The main rivers that cross Canaima National Park are the Caroni, Carrao, Aponwao, Kukenan, Churun, Arabopo, Yuruani, Kauai, Cucurital, Tirika, Urimank Aranan, Kamoirank Apakara, Aprado, Aravak, Mauruk, Surukun, Kerepakupai, Tek Luana, Arauriquenk Antabare, and Karaurin, many of which are navigable throughout the year; others are only navigable during the rainy season.
Among the Park's main features we find its waterfalls, known as meru or vena in the Pemon language. the most important ones are Angel Falls or Parecupa-vena, Kerepakupai-meru, Churun-meru, Hacha or Kama-meru, Chinak-meru, Aponwao Toron-meru, Kukenan, El Danto, Aripichi, Eurobarima, La Cortina or Aicha-meru, Epopa, Techinen-meru, Yunwaru-meru and El Sapo.

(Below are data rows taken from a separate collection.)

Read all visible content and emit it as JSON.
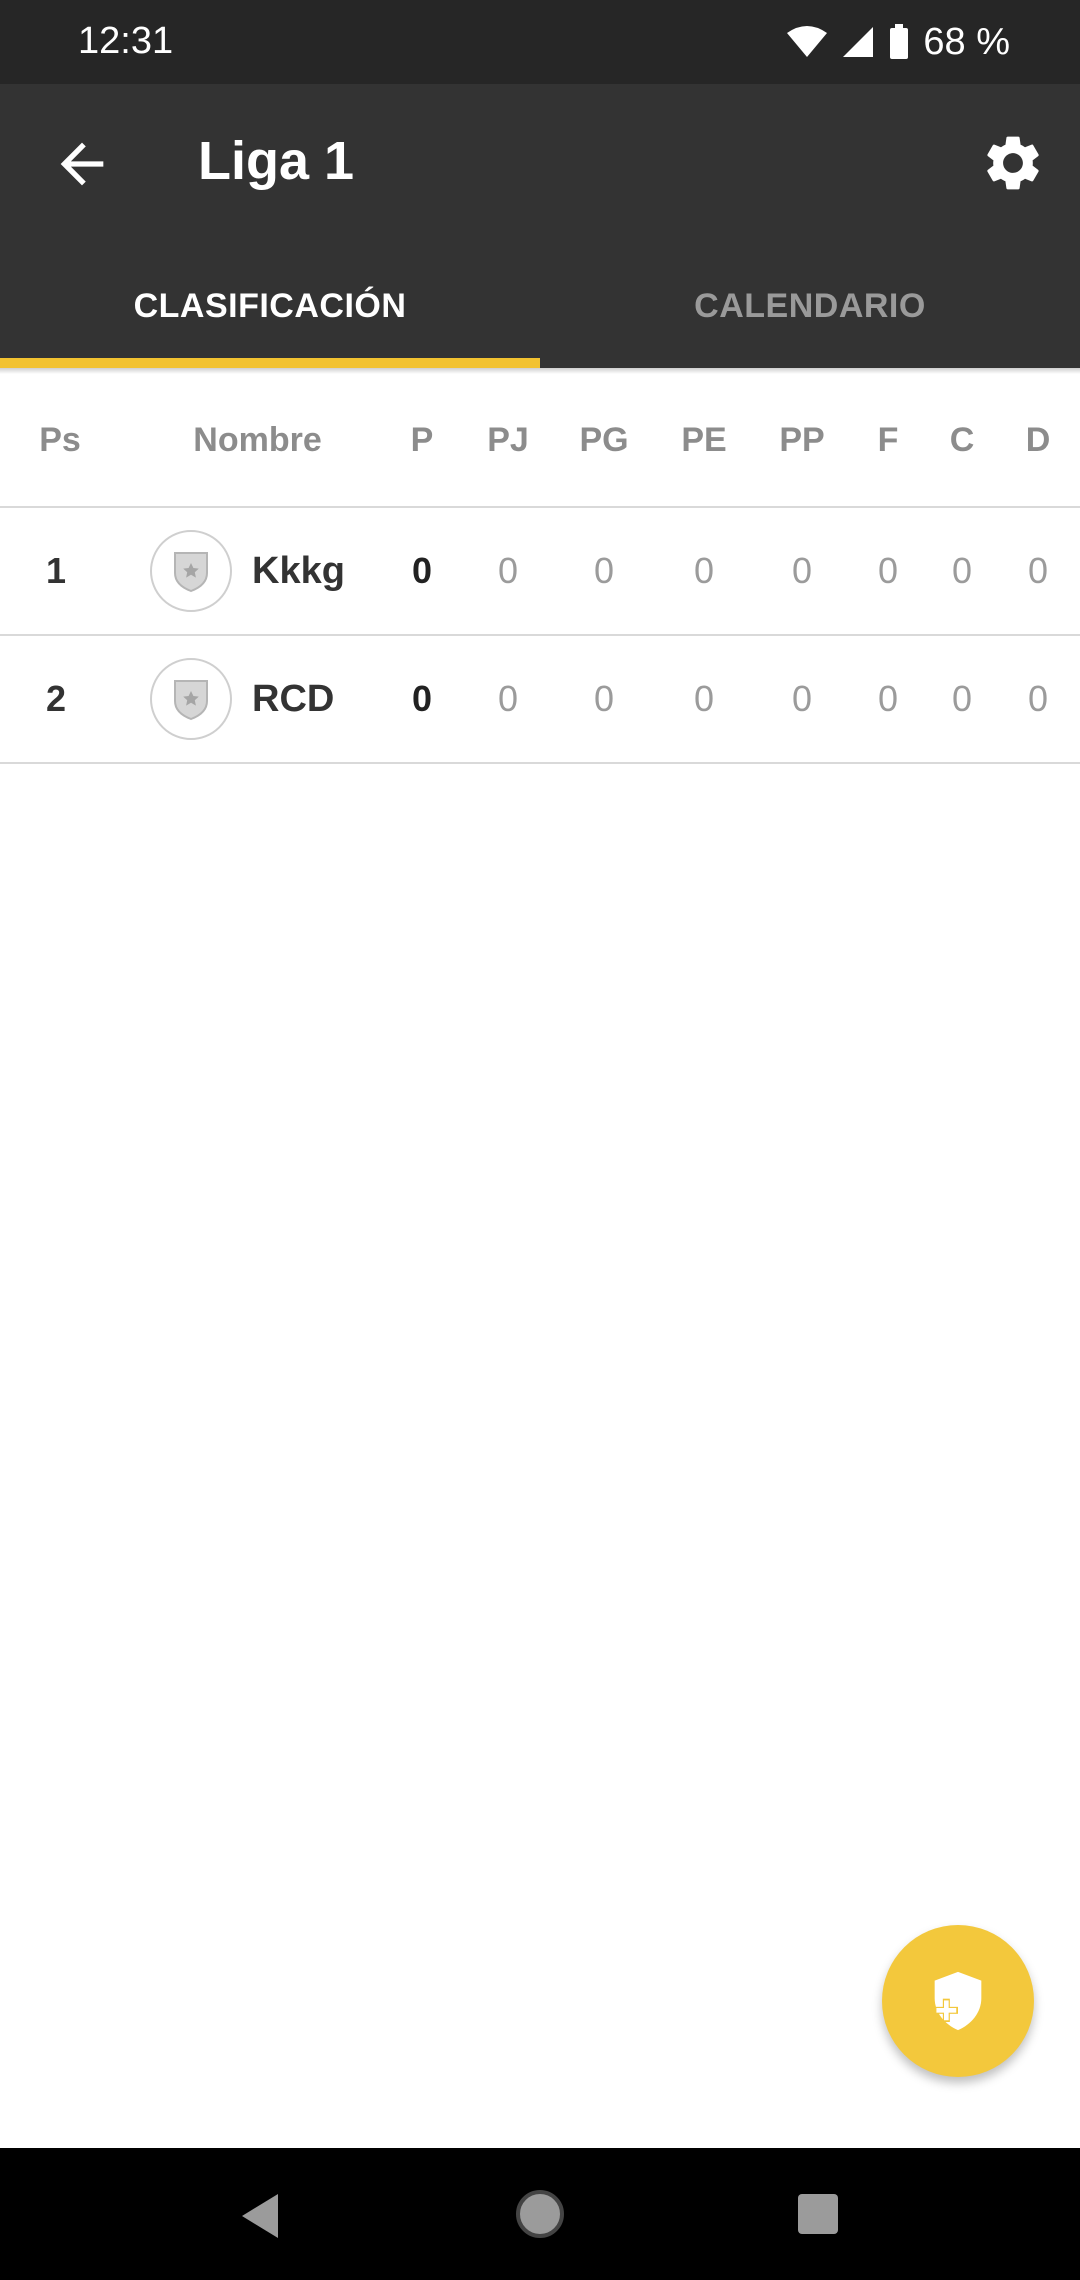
{
  "status_bar": {
    "time": "12:31",
    "battery": "68 %"
  },
  "app_bar": {
    "title": "Liga 1"
  },
  "tabs": [
    {
      "label": "CLASIFICACIÓN",
      "active": true
    },
    {
      "label": "CALENDARIO",
      "active": false
    }
  ],
  "table": {
    "headers": {
      "ps": "Ps",
      "name": "Nombre",
      "p": "P",
      "pj": "PJ",
      "pg": "PG",
      "pe": "PE",
      "pp": "PP",
      "f": "F",
      "c": "C",
      "d": "D"
    },
    "rows": [
      {
        "ps": "1",
        "name": "Kkkg",
        "p": "0",
        "pj": "0",
        "pg": "0",
        "pe": "0",
        "pp": "0",
        "f": "0",
        "c": "0",
        "d": "0"
      },
      {
        "ps": "2",
        "name": "RCD",
        "p": "0",
        "pj": "0",
        "pg": "0",
        "pe": "0",
        "pp": "0",
        "f": "0",
        "c": "0",
        "d": "0"
      }
    ]
  },
  "colors": {
    "accent": "#f2c230",
    "app_bar": "#333333",
    "status_bar": "#262626"
  },
  "icons": {
    "back": "arrow-left-icon",
    "settings": "gear-icon",
    "fab": "shield-add-icon",
    "crest": "shield-icon"
  }
}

the park's wildlife is extremely diverse, depending on such factors as altitude, type of plant life and productivity of the ecosystems. The most commonly found vertebrates are the following:
Collared anteater, tapir, paca, wgitw-lipped peccary, agouti, puma, common opossums, guianan squirrels, red bracket deer, three-toed sloth, crab eating fox, long tailed weasel, bushdog, brown capuchin monkey, howler monky, night monkey.

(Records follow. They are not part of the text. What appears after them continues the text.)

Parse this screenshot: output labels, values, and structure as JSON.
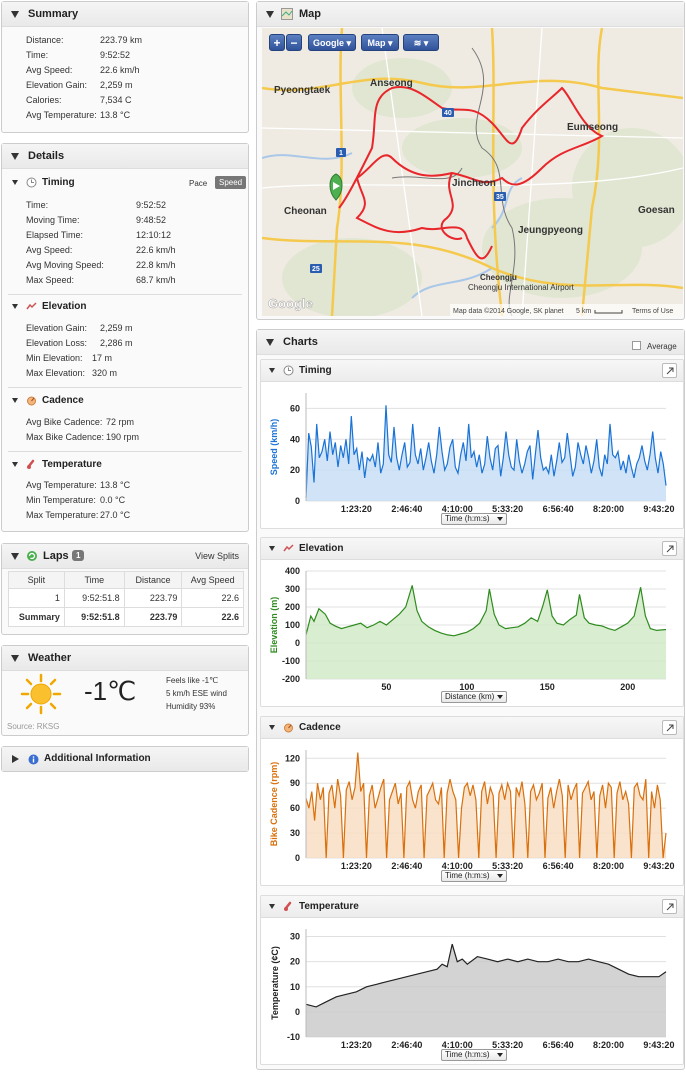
{
  "summary": {
    "title": "Summary",
    "rows": [
      {
        "label": "Distance:",
        "value": "223.79 km"
      },
      {
        "label": "Time:",
        "value": "9:52:52"
      },
      {
        "label": "Avg Speed:",
        "value": "22.6 km/h"
      },
      {
        "label": "Elevation Gain:",
        "value": "2,259 m"
      },
      {
        "label": "Calories:",
        "value": "7,534 C"
      },
      {
        "label": "Avg Temperature:",
        "value": "13.8 °C"
      }
    ]
  },
  "details": {
    "title": "Details",
    "timing": {
      "title": "Timing",
      "toggle_pace": "Pace",
      "toggle_speed": "Speed",
      "rows": [
        {
          "label": "Time:",
          "value": "9:52:52"
        },
        {
          "label": "Moving Time:",
          "value": "9:48:52"
        },
        {
          "label": "Elapsed Time:",
          "value": "12:10:12"
        },
        {
          "label": "Avg Speed:",
          "value": "22.6 km/h"
        },
        {
          "label": "Avg Moving Speed:",
          "value": "22.8 km/h"
        },
        {
          "label": "Max Speed:",
          "value": "68.7 km/h"
        }
      ]
    },
    "elevation": {
      "title": "Elevation",
      "rows": [
        {
          "label": "Elevation Gain:",
          "value": "2,259 m"
        },
        {
          "label": "Elevation Loss:",
          "value": "2,286 m"
        },
        {
          "label": "Min Elevation:",
          "value": "17 m"
        },
        {
          "label": "Max Elevation:",
          "value": "320 m"
        }
      ]
    },
    "cadence": {
      "title": "Cadence",
      "rows": [
        {
          "label": "Avg Bike Cadence:",
          "value": "72 rpm"
        },
        {
          "label": "Max Bike Cadence:",
          "value": "190 rpm"
        }
      ]
    },
    "temperature": {
      "title": "Temperature",
      "rows": [
        {
          "label": "Avg Temperature:",
          "value": "13.8 °C"
        },
        {
          "label": "Min Temperature:",
          "value": "0.0 °C"
        },
        {
          "label": "Max Temperature:",
          "value": "27.0 °C"
        }
      ]
    }
  },
  "laps": {
    "title": "Laps",
    "count": "1",
    "view_splits": "View Splits",
    "headers": [
      "Split",
      "Time",
      "Distance",
      "Avg Speed"
    ],
    "rows": [
      [
        "1",
        "9:52:51.8",
        "223.79",
        "22.6"
      ],
      [
        "Summary",
        "9:52:51.8",
        "223.79",
        "22.6"
      ]
    ]
  },
  "weather": {
    "title": "Weather",
    "temp": "-1℃",
    "feels_like": "Feels like -1℃",
    "wind": "5 km/h ESE wind",
    "humidity": "Humidity 93%",
    "source": "Source: RKSG"
  },
  "additional": {
    "title": "Additional Information"
  },
  "map": {
    "title": "Map",
    "btn_plus": "+",
    "btn_minus": "−",
    "provider": "Google",
    "maptype": "Map",
    "labels": [
      "Pyeongtaek",
      "Anseong",
      "Eumseong",
      "Jincheon",
      "Cheonan",
      "Jeungpyeong",
      "Goesan",
      "Cheongju International Airport",
      "Cheongju"
    ],
    "attribution": "Map data ©2014 Google, SK planet",
    "scale": "5 km",
    "terms": "Terms of Use",
    "watermark": "Google"
  },
  "charts": {
    "title": "Charts",
    "average_label": "Average",
    "timing": {
      "title": "Timing",
      "xselect": "Time (h:m:s)"
    },
    "elevation": {
      "title": "Elevation",
      "xselect": "Distance (km)"
    },
    "cadence": {
      "title": "Cadence",
      "xselect": "Time (h:m:s)"
    },
    "temperature": {
      "title": "Temperature",
      "xselect": "Time (h:m:s)"
    }
  },
  "colors": {
    "speed": "#1a73d6",
    "elevation": "#2e8b1e",
    "cadence": "#d9700c",
    "temperature": "#222222",
    "route": "#e8262b"
  },
  "chart_data": [
    {
      "type": "area",
      "ylabel": "Speed (km/h)",
      "xlabel": "Time (h:m:s)",
      "xticks": [
        "1:23:20",
        "2:46:40",
        "4:10:00",
        "5:33:20",
        "6:56:40",
        "8:20:00",
        "9:43:20"
      ],
      "yticks": [
        0,
        20,
        40,
        60
      ],
      "ylim": [
        0,
        70
      ],
      "xlim_seconds": [
        0,
        35700
      ],
      "series": [
        {
          "values": [
            2,
            44,
            35,
            12,
            50,
            28,
            32,
            40,
            26,
            45,
            30,
            38,
            22,
            36,
            28,
            40,
            24,
            55,
            30,
            34,
            20,
            32,
            15,
            28,
            26,
            30,
            22,
            38,
            18,
            24,
            62,
            30,
            25,
            48,
            28,
            20,
            30,
            38,
            22,
            25,
            50,
            30,
            24,
            34,
            20,
            28,
            38,
            26,
            18,
            30,
            48,
            32,
            20,
            24,
            35,
            40,
            22,
            18,
            30,
            38,
            26,
            50,
            28,
            32,
            22,
            30,
            18,
            24,
            42,
            28,
            20,
            34,
            36,
            16,
            28,
            45,
            30,
            22,
            20,
            40,
            26,
            18,
            24,
            32,
            36,
            14,
            30,
            46,
            28,
            20,
            22,
            18,
            30,
            16,
            26,
            38,
            25,
            28,
            44,
            30,
            16,
            22,
            38,
            30,
            24,
            36,
            28,
            18,
            26,
            40,
            22,
            16,
            30,
            24,
            50,
            30,
            28,
            32,
            20,
            26,
            18,
            30,
            22,
            15,
            24,
            28,
            36,
            26,
            20,
            30,
            45,
            28,
            18,
            32,
            24,
            10
          ]
        }
      ]
    },
    {
      "type": "area",
      "ylabel": "Elevation (m)",
      "xlabel": "Distance (km)",
      "xticks": [
        50,
        100,
        150,
        200
      ],
      "yticks": [
        -200,
        -100,
        0,
        100,
        200,
        300,
        400
      ],
      "ylim": [
        -200,
        400
      ],
      "xlim": [
        0,
        223.79
      ],
      "series": [
        {
          "points": [
            [
              0,
              45
            ],
            [
              3,
              150
            ],
            [
              5,
              120
            ],
            [
              8,
              190
            ],
            [
              12,
              160
            ],
            [
              15,
              110
            ],
            [
              18,
              95
            ],
            [
              22,
              80
            ],
            [
              26,
              90
            ],
            [
              30,
              100
            ],
            [
              34,
              110
            ],
            [
              38,
              85
            ],
            [
              42,
              100
            ],
            [
              46,
              120
            ],
            [
              50,
              100
            ],
            [
              54,
              130
            ],
            [
              58,
              160
            ],
            [
              62,
              200
            ],
            [
              66,
              320
            ],
            [
              69,
              180
            ],
            [
              72,
              120
            ],
            [
              76,
              90
            ],
            [
              80,
              70
            ],
            [
              84,
              55
            ],
            [
              88,
              45
            ],
            [
              92,
              40
            ],
            [
              96,
              50
            ],
            [
              100,
              60
            ],
            [
              104,
              80
            ],
            [
              108,
              110
            ],
            [
              112,
              180
            ],
            [
              114,
              300
            ],
            [
              117,
              160
            ],
            [
              120,
              100
            ],
            [
              124,
              80
            ],
            [
              128,
              85
            ],
            [
              132,
              90
            ],
            [
              136,
              110
            ],
            [
              140,
              140
            ],
            [
              144,
              120
            ],
            [
              147,
              200
            ],
            [
              150,
              295
            ],
            [
              153,
              150
            ],
            [
              156,
              110
            ],
            [
              160,
              100
            ],
            [
              164,
              130
            ],
            [
              168,
              155
            ],
            [
              170,
              270
            ],
            [
              173,
              140
            ],
            [
              176,
              110
            ],
            [
              180,
              100
            ],
            [
              184,
              95
            ],
            [
              188,
              80
            ],
            [
              192,
              70
            ],
            [
              196,
              90
            ],
            [
              200,
              110
            ],
            [
              204,
              150
            ],
            [
              208,
              310
            ],
            [
              211,
              150
            ],
            [
              214,
              80
            ],
            [
              218,
              70
            ],
            [
              223.79,
              75
            ]
          ]
        }
      ]
    },
    {
      "type": "area",
      "ylabel": "Bike Cadence (rpm)",
      "xlabel": "Time (h:m:s)",
      "xticks": [
        "1:23:20",
        "2:46:40",
        "4:10:00",
        "5:33:20",
        "6:56:40",
        "8:20:00",
        "9:43:20"
      ],
      "yticks": [
        0,
        30,
        60,
        90,
        120
      ],
      "ylim": [
        0,
        130
      ],
      "xlim_seconds": [
        0,
        35700
      ],
      "series": [
        {
          "values": [
            72,
            60,
            80,
            45,
            90,
            70,
            85,
            0,
            78,
            88,
            60,
            95,
            75,
            0,
            82,
            92,
            70,
            85,
            127,
            80,
            90,
            0,
            75,
            88,
            60,
            72,
            85,
            95,
            0,
            70,
            80,
            90,
            65,
            78,
            0,
            85,
            92,
            70,
            60,
            80,
            88,
            0,
            75,
            82,
            90,
            70,
            65,
            85,
            0,
            78,
            95,
            80,
            70,
            0,
            60,
            85,
            90,
            75,
            88,
            70,
            0,
            80,
            92,
            65,
            85,
            75,
            0,
            78,
            88,
            70,
            90,
            80,
            0,
            85,
            75,
            92,
            65,
            0,
            80,
            88,
            70,
            78,
            90,
            0,
            72,
            85,
            60,
            80,
            95,
            75,
            0,
            88,
            70,
            82,
            90,
            0,
            78,
            85,
            92,
            70,
            80,
            0,
            75,
            88,
            60,
            90,
            85,
            0,
            78,
            92,
            70,
            80,
            65,
            0,
            85,
            90,
            75,
            70,
            95,
            0,
            80,
            60,
            88,
            70,
            0,
            30
          ]
        }
      ]
    },
    {
      "type": "area",
      "ylabel": "Temperature (¢C)",
      "xlabel": "Time (h:m:s)",
      "xticks": [
        "1:23:20",
        "2:46:40",
        "4:10:00",
        "5:33:20",
        "6:56:40",
        "8:20:00",
        "9:43:20"
      ],
      "yticks": [
        -10,
        0,
        10,
        20,
        30
      ],
      "ylim": [
        -10,
        33
      ],
      "xlim_seconds": [
        0,
        35700
      ],
      "series": [
        {
          "points": [
            [
              0,
              3
            ],
            [
              1000,
              2
            ],
            [
              2000,
              4
            ],
            [
              3000,
              6
            ],
            [
              4000,
              7
            ],
            [
              5000,
              8
            ],
            [
              6000,
              10
            ],
            [
              7000,
              11
            ],
            [
              8000,
              12
            ],
            [
              9000,
              13
            ],
            [
              10000,
              14
            ],
            [
              11000,
              15
            ],
            [
              12000,
              16
            ],
            [
              13000,
              17
            ],
            [
              13500,
              19
            ],
            [
              14000,
              18
            ],
            [
              14500,
              27
            ],
            [
              15000,
              20
            ],
            [
              15500,
              21
            ],
            [
              16000,
              19
            ],
            [
              17000,
              22
            ],
            [
              18000,
              21
            ],
            [
              19000,
              20
            ],
            [
              20000,
              21
            ],
            [
              21000,
              20
            ],
            [
              22000,
              21
            ],
            [
              23000,
              20
            ],
            [
              24000,
              20
            ],
            [
              25000,
              21
            ],
            [
              26000,
              20
            ],
            [
              27000,
              20
            ],
            [
              28000,
              21
            ],
            [
              29000,
              20
            ],
            [
              30000,
              19
            ],
            [
              31000,
              17
            ],
            [
              32000,
              15
            ],
            [
              33000,
              14
            ],
            [
              34000,
              14
            ],
            [
              35000,
              14
            ],
            [
              35700,
              16
            ]
          ]
        }
      ]
    }
  ]
}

Red and green Macaw, Red billed Macaw, fiery-shouldered Parakeets, Brown-throated Parakeets, King Vulture, Paradise Tanager, White Bellbird, Guianan Cock of the Rock, Musician Wren, Great Kiskadee, Bananaquit, Velvet Browned Brillant, Capunchinbird, sooty-capped Hermit, Blue-cheeked Parrot and others.
Anolis auratus, Paleosuchus trigonatus, iguanas, Geochelone denticulata, Tropidurus torquatus.
the varied climate, different altitudes, and geographical diversity have produced exuberant vegetation in Canaima National park. The most characteristic elements in the park are forests and grasslands, but gallery forests along the rivers, grasslands spotted with mirity palms and tepuy vegetation are also plentiful.
A map of the Venezuelan vegetation would necessarily show high altitude evergreeen forests, cloudy forests, lower mountain forests and evergreen forests downsloping towards the base, open grasslands, grasslands with mirity palm areas, lower tepuy bushes and high, table top vegetation.
The jungles and forests of Canaima National Park contain many heterogeneous flowers, including innumerable orchids and bromelias. Many of the plants that grow on the top of the tepuys are found nowhere else on the planet and many of them are endemic to some particular tepuy. Among the more interesting flora are carnivorous plants that trap insects to complement their dietary nutrients.
Native Indian Communities
Indian communitites in Canaima National Park are ethnically Pemon, belonging to the Arekuna, Taurepane and Kamaracoto families. Nearby, west of the National Park live the Yekuana of Maquiritate Indians. The original inhabitants of these lands were the Pemon Indians, for whom the word pemon means people. Their view of the cosmos, their relationships and perception of nature, was well as their system of social organization, compose a culture deserving interest and consideration.
Tourists can travel to these sites by air, departing from Maiquetía, Ciudad Bolìvar, Puerto Ordaz, and Margarita. The camps are well built and provide lodging and meals. It is possible to take excursions by river or go by plane into nearby areas.
- Laguna de Canaima
- Salto Hacha (waterfall)
- Salto El Sapo (waterfall)
- Carrao River
- Mayupa rapids
- Salto Yuri (waterfall)
- Cucurital River jungle and grasslands
- Isla de la Orquìdea (orchid Island)
- Churún River
- Angel Falls
It is recommended that you:
- Respect the wildlife and its habitat
- Follow the signs along the path - remember that you are visiting extremely fragile ecosystems
- Learn about Canaima National Park before visiting; register with the forest rangers' post and follow their advice
- Present sound contamination; carry no radios or sound equipment that may disturb the peace in the park
- Respect the culture and customs of the Native Indians
- Carry a first aid kit and insect repellent
- Do not contaminate the rivers; use only soaps with low detergent levels.
- Prevent forest fires; take every precaution necessary
Fundación Banco Consolidado